A low cost, user friendly system for the collection and analysis of ultrasonic sound with synchronous video
Organizers: Katrin Schenk, (Randolph College & VocTech); Noelle Wojciechowski (Randolph College); Zach Desgain (Randolph College & VocTech)
Many neuropsychiatric diseases are associated with communication and/or social deficits. For instance, autism, traumatic brain injury, phthalate exposure, etc. Crucial to these research efforts are mouse models of these disorders. The use of Ultrasonic Vocalizations (USV) in the assessment of mouse models of disease has risen very sharply in the last 5-7 years and is rapidly becoming a standard behavioral test for communication and social deficits [1-3]. However, the adoption of an USV assay has been significantly hindered by the difficulty and expense of data collection as well as various technical and scientific issues surrounding the processing and analysis of USV data including the lack of the ability to collect synchronous video data. Many labs would like to pilot USV tests but are prohibited from doing so by the expense of obtaining the equipment and the relative level of expertise one needs to correctly collect and analyze USVs.
This demonstration will provide attendees with an introduction to the collection and analysis of mouse USV data using a low-cost system developed by VocTech. This system integrates off-the-shelf, state-of-the-art components with custom built modules for sound data collection and for the collection of synchronous video data (See below). Rigs are also available for ultrasonic playback.
For data analysis we introduce a new analysis service that gives users publication ready analyses and only requires that the user upload their data to VocTech’s cloud servers where users can choose from an array of analysis and statistics methods (examples shown below).
1. Mu Yang, Elena J. Mahrt, Freeman Lewis, Gillian Foley, Thomas Portmann, Ricardo E. Dolmetsch, Christine V. Portfors, and Jacqueline N. Crawley, “16p11.2 Deletion Syndrome Mice Display Sensory and Ultrasonic Vocalization Deficits During Social Interactions”, Autism Res. 2015 Feb 7.
2. Doran SJ, Trammel C, Benashaski SE, Venna VR, McCullough LD., “Ultrasonic vocalization changes and FOXP2 expression after experimental stroke.“ Behav Brain Res. 2015 Jan 31;283C:154-161
3. Semple, B, Noble-Haeusslein, L., Kwon, Y., Pingdewinde, S., Gibson, M., Grissom, S., *Brown, S., Adahman, Z., Hollingsworth, C., Kwakye, A., Gimlin, K., Wilde, E., Hanten, G., Levin, H., Schenk, A.K.,Sociosexual and Communication Deficits after Traumatic Injury to the Developing Muring Brain, PLOS One, 9(8) , e10385. (2014)
4. Young, D., Schenk, A., Yang, S.-B., Jan, Y. & Jan, L. Altered ultrasonic vocalizations in a tuberous sclerosis mouse model of autism.
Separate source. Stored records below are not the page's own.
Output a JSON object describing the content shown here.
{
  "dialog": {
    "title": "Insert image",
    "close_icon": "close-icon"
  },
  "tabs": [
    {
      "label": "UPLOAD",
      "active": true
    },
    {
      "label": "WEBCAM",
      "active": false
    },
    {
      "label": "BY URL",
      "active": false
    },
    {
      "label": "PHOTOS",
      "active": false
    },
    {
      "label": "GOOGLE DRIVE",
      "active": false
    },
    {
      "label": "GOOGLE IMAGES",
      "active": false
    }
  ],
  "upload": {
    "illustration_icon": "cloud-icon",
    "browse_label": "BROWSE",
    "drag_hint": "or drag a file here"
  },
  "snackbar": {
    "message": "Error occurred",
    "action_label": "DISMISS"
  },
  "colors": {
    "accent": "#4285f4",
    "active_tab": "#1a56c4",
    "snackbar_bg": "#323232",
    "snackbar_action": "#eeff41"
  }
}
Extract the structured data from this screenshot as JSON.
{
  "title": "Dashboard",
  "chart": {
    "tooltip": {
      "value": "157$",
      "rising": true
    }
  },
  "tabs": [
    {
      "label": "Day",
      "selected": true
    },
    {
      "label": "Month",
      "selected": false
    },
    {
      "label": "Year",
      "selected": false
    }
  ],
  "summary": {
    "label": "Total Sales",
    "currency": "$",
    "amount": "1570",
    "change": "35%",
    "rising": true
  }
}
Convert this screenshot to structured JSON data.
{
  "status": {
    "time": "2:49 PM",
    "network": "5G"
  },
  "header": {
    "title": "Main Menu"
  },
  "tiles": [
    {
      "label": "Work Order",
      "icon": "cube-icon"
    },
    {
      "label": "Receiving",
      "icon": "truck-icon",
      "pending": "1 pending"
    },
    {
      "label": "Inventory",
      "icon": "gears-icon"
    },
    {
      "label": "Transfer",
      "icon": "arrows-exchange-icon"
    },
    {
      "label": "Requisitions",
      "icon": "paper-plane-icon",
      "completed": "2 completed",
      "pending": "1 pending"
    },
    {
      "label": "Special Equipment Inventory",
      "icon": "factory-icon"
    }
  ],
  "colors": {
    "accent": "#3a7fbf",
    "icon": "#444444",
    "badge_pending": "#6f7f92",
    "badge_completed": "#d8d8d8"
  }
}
Proceedings of the National Academy of Sciences of the United States of America 107, 11074–9 (2010).